Giving birth can be a traumatic experience, especially for first-time Indigenous mothers. But a group of women in Brandon hope to ease that trauma and bring culture back into the experience.
About a dozen Indigenous doulas completed training in the Wheat City last month and are now assisting births across western Manitoba. Their main objective is to provide spiritual and cultural support and to be advocates for new and expecting mothers.
Danielle Carter, Deidre Gregory and Angela Griffith all completed their training in Brandon through the Manitoba Indigenous Doula Initiative and helped form the Brandon Indigenous Doulas group.
“There’s a huge lack of support,” said Griffith. “We are trying to decolonize birth and connect back to our ancestors and our teachings and to just support the women.”
Birth in Indigenous communities is traditionally viewed as a ceremony, which varies from community to community.
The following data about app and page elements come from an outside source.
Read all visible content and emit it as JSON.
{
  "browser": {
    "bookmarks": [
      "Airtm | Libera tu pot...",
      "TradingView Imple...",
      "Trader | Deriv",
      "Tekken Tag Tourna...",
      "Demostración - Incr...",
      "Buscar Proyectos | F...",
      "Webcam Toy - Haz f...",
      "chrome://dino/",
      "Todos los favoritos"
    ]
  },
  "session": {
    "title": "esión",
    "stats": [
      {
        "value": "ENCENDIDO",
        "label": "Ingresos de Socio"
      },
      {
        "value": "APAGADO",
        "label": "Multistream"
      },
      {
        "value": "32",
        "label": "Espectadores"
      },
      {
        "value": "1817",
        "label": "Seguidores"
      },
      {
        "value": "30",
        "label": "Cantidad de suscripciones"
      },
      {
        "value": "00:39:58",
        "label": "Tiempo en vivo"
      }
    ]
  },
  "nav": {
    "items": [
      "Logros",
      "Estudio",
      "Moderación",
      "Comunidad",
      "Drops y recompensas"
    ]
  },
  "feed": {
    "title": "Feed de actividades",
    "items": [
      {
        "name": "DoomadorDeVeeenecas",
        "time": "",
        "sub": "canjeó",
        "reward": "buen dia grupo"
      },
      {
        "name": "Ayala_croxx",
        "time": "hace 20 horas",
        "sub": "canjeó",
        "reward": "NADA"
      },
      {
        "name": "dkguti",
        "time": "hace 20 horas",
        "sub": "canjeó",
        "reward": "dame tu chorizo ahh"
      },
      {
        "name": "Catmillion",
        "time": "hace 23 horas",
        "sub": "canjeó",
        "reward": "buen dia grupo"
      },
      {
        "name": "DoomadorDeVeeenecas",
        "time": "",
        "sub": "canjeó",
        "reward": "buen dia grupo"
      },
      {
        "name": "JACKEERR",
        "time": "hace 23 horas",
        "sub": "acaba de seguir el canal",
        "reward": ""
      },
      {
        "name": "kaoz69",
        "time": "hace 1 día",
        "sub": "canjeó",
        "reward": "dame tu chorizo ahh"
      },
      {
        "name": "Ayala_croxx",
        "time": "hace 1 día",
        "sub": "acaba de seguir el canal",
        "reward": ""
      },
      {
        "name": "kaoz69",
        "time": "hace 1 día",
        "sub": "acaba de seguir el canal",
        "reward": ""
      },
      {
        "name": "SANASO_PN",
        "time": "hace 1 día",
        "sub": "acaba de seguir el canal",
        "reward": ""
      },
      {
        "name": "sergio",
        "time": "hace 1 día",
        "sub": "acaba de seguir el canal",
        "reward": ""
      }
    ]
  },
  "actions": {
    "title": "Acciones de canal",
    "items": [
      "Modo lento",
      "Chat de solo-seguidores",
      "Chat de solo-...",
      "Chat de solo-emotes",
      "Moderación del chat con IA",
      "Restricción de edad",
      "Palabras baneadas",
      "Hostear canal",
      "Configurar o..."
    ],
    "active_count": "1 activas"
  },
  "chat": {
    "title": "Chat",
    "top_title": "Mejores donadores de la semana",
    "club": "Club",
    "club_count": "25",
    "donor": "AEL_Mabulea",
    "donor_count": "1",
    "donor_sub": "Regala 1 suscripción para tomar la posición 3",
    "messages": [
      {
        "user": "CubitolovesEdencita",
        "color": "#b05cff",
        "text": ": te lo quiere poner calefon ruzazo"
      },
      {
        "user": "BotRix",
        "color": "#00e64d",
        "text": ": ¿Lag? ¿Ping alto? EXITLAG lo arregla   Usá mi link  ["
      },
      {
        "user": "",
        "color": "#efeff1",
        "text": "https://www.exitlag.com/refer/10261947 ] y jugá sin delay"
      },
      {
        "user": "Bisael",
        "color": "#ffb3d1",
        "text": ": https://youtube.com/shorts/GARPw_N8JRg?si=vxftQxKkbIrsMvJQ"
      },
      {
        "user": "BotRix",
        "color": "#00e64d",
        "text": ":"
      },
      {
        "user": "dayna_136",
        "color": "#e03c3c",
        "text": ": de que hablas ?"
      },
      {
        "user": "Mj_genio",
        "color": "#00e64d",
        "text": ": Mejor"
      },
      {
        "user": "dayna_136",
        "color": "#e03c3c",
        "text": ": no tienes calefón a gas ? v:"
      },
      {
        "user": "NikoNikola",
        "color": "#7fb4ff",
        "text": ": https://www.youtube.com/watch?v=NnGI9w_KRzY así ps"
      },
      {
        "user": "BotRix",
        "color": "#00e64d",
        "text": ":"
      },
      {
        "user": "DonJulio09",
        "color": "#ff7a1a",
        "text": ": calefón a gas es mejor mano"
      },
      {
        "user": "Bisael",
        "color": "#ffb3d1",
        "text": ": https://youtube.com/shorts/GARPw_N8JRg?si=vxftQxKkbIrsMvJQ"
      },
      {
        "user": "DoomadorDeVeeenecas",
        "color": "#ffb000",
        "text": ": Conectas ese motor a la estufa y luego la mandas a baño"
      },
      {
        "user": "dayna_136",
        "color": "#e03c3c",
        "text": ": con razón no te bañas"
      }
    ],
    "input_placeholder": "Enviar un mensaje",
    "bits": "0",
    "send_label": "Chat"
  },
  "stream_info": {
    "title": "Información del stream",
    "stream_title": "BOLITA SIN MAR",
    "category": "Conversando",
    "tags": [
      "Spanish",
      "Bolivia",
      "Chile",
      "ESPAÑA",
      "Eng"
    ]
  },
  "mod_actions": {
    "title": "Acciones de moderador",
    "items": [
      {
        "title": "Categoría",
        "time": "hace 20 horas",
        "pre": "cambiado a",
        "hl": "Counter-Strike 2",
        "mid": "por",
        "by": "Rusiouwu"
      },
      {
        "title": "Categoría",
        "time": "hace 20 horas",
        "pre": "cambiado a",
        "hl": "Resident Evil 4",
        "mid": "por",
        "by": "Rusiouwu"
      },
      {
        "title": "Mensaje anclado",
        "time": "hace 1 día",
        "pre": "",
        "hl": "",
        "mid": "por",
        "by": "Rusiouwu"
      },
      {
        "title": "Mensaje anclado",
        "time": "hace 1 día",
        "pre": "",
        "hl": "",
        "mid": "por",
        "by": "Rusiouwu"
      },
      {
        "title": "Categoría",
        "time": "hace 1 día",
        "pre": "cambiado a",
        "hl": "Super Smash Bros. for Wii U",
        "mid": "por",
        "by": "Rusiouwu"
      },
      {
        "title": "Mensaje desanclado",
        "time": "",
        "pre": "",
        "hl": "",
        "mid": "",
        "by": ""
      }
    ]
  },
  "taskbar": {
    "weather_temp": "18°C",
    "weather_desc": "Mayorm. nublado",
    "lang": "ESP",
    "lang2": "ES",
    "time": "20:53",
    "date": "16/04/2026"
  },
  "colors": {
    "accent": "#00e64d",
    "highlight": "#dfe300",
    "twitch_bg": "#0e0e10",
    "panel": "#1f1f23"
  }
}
There are different practices on caring for the woman’s placenta, teachings around breastfeeding and naming of the baby. Some traditions also call for the first words the baby hears to be in the community’s Indigenous language.
They are traditions that have been lost as births have moved from communities into urban hospitals, in some cases hundreds of kilometres away from the mother’s home.
“We see the lack of support that there is,” said Carter, who added that many young women feel some of their questions aren’t being answered by traditional medical teams and in turn, they aren’t fully sure what to expect.
“Having that support person in the room can make all the difference about how you feel, how you bond with your baby,” she said. Carter recently travelled from her home in Rivers, Man., to Dauphin to assist a birth.
While ceremonies such as smudging might not be allowed in a hospital, Gregory said they’ve found a way to work around that.
“We were given some cedar water,” she said. “Cedar is a medicine we use … it’s in a spray…